- Approach all legislators, through their staff and committee persons (if they are chairman), and discuss the significance of their filed legislation.
- Offer to do briefings for them and their staff to get at the knowledge level they desired. This includes going to their office at their free time just to talk to them.
- Get them invited in various IT and business events to talk about our desired legislation. Make them realize that this it is indeed important, that there's clamor for it, and their role importance as well. It is like saying, "We need a champion and we hope that you could take that role."
- Do exhibits/forums under their committee in Congress or Senate just to get the support of fellow legislators.
- Give them monthly or quarterly quick briefing on what is happening to nearby countries, comparable to our home country, just to show how we compare or being put to a disadvantage, for not having the law in place. This includes just showing up and sharing a news tidbit.

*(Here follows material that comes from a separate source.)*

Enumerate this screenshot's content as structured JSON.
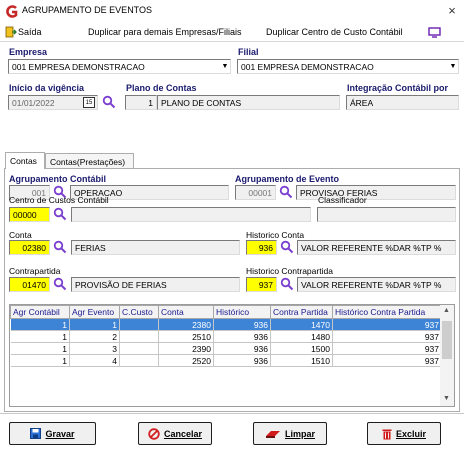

- A legislator only takes a bill and lobbying efforts seriously if they can feel that you are indeed reliable when the time comes. This includes participating in public and technical working group hearings, do back-staff and research work, helping in writing up reports, and more importantly, provide answer inputs during floor deliberations and speaking events (as necessary).
These are just some of what we've done but there could be more. In the end, it is all about appealing to the legislators about a bill or law's importance to a greater benefit. Not to forget, their personal advantage and accomplishment as well if done.